WHAT YOU SHOULD DO: Run through the data and copy out every line that mentions the word "JSON".

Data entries
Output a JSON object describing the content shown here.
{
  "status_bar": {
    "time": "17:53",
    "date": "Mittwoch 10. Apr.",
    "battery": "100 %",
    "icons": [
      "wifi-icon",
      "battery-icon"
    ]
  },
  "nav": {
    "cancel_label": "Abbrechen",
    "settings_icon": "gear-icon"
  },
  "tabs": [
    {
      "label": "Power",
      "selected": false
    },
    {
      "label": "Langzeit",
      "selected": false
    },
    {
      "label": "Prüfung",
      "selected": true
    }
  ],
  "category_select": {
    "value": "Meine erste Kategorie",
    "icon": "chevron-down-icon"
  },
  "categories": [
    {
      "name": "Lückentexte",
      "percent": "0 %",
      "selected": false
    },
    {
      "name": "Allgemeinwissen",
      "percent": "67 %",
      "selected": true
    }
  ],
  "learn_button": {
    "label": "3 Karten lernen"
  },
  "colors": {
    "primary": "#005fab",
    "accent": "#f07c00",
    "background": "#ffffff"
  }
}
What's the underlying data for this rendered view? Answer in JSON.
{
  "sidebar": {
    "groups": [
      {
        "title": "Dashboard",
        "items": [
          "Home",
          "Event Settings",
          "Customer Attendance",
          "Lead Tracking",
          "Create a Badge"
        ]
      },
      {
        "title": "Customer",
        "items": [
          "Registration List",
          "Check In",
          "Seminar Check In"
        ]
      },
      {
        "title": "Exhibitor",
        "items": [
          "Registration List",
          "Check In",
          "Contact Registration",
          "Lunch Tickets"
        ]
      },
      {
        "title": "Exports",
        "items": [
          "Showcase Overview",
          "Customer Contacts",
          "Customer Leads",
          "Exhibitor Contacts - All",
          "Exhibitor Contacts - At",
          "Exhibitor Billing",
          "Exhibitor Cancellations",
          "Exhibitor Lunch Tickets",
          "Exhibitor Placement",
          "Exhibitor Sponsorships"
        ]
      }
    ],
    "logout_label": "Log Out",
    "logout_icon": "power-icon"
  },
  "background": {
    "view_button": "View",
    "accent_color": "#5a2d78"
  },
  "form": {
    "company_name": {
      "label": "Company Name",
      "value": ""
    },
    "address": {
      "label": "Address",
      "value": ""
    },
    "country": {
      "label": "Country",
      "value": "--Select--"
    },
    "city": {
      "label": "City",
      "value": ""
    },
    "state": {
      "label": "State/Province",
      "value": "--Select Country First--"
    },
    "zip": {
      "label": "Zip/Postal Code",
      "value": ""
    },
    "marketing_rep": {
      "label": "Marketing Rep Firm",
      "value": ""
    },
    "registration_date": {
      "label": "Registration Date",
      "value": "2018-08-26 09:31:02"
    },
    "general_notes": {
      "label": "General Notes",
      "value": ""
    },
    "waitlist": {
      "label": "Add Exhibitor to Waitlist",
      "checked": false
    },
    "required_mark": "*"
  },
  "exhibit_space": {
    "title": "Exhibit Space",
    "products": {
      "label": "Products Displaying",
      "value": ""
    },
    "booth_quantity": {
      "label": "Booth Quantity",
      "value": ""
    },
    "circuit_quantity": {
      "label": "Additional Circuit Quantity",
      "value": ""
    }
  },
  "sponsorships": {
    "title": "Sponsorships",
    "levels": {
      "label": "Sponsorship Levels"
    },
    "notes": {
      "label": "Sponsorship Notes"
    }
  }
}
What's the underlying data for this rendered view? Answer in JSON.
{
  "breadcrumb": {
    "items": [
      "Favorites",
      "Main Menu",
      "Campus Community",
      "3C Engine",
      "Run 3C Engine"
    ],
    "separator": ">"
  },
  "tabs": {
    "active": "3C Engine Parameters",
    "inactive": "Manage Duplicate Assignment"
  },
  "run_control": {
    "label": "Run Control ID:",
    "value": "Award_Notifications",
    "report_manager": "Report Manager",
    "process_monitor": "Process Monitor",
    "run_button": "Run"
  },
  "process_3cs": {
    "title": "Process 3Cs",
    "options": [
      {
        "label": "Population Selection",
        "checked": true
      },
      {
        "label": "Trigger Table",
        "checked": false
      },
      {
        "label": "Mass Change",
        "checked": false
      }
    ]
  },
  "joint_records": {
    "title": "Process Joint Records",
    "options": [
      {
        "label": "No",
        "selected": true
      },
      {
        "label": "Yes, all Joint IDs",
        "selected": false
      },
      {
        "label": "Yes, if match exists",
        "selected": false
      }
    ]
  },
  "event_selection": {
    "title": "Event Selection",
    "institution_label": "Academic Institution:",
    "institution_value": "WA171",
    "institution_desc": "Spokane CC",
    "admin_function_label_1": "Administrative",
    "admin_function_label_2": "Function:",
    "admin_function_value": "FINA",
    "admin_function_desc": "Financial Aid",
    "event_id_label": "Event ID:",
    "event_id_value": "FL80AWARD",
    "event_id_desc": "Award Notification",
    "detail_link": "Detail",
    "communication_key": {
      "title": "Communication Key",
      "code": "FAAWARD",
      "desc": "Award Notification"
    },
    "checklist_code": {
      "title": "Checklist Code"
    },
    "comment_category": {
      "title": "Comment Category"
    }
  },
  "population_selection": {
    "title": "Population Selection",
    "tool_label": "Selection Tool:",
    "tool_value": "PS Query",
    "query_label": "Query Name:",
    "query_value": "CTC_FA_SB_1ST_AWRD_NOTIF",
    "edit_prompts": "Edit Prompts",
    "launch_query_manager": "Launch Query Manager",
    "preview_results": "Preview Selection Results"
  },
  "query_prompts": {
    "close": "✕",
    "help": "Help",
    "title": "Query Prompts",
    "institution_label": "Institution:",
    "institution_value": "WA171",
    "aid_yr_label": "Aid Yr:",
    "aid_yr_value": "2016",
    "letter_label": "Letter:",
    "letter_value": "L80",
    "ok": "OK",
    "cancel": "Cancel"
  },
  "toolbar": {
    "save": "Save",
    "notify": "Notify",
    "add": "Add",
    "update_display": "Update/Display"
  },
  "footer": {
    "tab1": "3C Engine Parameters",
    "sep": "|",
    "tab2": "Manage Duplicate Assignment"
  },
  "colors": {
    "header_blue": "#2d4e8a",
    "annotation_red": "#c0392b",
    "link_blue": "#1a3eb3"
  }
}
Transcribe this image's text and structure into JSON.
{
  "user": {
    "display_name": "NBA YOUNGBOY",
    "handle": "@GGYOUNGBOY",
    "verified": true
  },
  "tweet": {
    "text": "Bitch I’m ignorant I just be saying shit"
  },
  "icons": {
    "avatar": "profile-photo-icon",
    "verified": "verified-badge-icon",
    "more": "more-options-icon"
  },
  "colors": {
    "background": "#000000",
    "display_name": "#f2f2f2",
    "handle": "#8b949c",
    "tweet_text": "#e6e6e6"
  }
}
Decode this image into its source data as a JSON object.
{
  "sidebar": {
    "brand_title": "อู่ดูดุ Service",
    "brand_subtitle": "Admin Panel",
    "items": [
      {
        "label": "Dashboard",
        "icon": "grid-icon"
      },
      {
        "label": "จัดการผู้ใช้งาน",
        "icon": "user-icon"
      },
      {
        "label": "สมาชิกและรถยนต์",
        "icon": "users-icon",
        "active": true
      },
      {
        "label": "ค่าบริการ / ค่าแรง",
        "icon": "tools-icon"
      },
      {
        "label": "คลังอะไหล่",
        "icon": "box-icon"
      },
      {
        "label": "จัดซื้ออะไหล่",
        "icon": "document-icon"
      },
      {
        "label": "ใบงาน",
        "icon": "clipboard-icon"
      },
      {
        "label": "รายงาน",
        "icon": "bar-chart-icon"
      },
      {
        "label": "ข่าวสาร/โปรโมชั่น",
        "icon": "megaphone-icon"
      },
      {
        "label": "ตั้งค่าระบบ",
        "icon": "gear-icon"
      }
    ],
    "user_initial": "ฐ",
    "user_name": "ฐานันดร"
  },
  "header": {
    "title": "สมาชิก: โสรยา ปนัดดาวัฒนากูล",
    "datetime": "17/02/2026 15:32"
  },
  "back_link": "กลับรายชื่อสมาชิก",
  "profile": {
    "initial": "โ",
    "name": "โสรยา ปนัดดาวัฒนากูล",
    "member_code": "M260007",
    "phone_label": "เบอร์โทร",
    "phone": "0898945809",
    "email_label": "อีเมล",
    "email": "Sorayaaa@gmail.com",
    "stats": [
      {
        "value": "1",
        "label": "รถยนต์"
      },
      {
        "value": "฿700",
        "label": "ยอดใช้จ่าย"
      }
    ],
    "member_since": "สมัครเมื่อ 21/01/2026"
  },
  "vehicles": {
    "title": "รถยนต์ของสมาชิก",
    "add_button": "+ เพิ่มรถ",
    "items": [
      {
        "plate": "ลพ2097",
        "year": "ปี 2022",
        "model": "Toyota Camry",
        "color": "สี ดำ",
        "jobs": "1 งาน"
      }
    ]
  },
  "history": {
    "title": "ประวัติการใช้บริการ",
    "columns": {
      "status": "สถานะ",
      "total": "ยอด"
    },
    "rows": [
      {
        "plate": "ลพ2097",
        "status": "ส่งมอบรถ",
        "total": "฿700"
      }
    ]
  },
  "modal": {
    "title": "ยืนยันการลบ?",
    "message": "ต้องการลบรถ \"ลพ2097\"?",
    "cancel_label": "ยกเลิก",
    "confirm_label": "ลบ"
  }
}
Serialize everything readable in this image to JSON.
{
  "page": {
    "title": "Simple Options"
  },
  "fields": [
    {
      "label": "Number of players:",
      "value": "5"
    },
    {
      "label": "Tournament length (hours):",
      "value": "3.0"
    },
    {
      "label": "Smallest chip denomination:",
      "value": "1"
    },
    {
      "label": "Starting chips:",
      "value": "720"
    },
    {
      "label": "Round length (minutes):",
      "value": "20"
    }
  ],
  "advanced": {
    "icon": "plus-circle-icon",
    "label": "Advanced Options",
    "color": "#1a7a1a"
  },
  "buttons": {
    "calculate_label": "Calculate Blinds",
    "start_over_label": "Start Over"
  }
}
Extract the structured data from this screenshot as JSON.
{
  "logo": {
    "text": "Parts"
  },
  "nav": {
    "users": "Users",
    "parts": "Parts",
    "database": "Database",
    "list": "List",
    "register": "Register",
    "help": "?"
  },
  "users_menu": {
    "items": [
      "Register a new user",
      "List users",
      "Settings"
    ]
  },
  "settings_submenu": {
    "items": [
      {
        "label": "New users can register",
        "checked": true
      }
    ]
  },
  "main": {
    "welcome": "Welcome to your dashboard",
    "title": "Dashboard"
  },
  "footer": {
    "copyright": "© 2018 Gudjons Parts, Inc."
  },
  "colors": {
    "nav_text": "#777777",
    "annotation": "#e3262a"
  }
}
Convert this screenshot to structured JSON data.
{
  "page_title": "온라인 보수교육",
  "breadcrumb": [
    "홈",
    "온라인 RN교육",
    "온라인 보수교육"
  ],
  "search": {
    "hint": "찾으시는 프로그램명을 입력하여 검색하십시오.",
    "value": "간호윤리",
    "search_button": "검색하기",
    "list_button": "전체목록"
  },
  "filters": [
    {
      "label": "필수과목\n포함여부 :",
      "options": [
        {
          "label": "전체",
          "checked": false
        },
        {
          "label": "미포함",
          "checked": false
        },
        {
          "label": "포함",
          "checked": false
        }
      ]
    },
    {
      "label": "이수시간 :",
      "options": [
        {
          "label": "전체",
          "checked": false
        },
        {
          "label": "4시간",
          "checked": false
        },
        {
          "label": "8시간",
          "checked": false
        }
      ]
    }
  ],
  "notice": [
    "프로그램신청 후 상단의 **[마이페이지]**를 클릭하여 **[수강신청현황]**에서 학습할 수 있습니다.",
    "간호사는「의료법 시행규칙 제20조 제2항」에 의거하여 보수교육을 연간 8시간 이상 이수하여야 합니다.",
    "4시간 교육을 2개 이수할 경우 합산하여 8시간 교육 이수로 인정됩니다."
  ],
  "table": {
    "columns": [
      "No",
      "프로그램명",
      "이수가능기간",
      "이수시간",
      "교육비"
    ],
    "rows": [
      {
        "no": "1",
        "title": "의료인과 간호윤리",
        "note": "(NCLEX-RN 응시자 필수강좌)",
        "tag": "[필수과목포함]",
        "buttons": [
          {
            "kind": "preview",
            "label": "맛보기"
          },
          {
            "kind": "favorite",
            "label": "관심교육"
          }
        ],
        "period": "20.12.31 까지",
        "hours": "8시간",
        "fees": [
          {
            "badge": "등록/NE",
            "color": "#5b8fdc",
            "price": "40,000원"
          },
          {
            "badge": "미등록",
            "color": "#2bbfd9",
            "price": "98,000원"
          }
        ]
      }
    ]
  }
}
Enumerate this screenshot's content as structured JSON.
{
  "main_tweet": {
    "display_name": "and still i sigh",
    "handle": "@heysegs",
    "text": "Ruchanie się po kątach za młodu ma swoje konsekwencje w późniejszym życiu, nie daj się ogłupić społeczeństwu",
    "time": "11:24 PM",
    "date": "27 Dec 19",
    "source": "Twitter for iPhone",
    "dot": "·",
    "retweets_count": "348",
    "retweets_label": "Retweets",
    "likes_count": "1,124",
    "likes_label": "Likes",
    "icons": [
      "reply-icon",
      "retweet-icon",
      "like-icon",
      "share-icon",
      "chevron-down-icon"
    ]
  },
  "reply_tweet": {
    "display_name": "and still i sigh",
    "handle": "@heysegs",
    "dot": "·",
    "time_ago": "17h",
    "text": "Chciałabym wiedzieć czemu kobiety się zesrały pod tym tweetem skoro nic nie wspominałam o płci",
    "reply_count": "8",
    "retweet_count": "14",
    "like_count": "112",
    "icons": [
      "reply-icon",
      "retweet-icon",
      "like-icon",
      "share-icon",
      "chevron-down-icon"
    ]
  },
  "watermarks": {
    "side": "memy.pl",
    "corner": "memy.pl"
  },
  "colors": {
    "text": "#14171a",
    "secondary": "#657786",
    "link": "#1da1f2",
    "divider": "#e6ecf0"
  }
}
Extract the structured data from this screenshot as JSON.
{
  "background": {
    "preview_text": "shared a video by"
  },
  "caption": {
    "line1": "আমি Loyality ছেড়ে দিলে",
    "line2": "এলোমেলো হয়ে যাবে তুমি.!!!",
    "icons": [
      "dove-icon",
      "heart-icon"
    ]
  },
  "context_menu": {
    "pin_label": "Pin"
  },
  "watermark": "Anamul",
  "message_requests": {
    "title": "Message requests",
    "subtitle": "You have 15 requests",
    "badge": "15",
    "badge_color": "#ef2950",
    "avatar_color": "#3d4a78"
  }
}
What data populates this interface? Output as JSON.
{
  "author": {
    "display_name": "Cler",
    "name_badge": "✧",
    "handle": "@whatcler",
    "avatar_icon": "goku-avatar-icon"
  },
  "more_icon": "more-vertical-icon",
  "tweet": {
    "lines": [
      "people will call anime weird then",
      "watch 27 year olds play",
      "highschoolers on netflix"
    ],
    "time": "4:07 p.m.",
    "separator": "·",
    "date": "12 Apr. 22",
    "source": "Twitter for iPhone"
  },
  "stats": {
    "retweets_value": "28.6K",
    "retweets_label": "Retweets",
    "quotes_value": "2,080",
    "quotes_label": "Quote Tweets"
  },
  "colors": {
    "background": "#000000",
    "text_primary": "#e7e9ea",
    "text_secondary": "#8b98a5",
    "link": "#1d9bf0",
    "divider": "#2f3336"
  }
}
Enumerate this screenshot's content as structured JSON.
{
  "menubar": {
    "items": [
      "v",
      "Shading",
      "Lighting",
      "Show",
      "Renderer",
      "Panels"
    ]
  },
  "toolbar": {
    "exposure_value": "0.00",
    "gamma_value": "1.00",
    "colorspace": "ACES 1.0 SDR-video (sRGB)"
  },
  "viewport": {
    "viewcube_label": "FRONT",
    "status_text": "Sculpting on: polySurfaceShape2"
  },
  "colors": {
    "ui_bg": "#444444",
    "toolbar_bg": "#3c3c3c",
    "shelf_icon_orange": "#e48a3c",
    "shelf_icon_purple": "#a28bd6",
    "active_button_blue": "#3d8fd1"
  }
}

RESPONSE TO THE EXERCISE:
Output a JSON object describing the content shown here.
What's the underlying data for this rendered view? Answer in JSON.
What's the underlying data for this rendered view? Answer in JSON.
Transcribe this image's text and structure into JSON.
Decode this image into its source data as a JSON object.
Serialize everything readable in this image to JSON.
Extract the structured data from this screenshot as JSON.
Convert this screenshot to structured JSON data.
Enumerate this screenshot's content as structured JSON.
Extract the structured data from this screenshot as JSON.
What data populates this interface? Output as JSON.
Enumerate this screenshot's content as structured JSON.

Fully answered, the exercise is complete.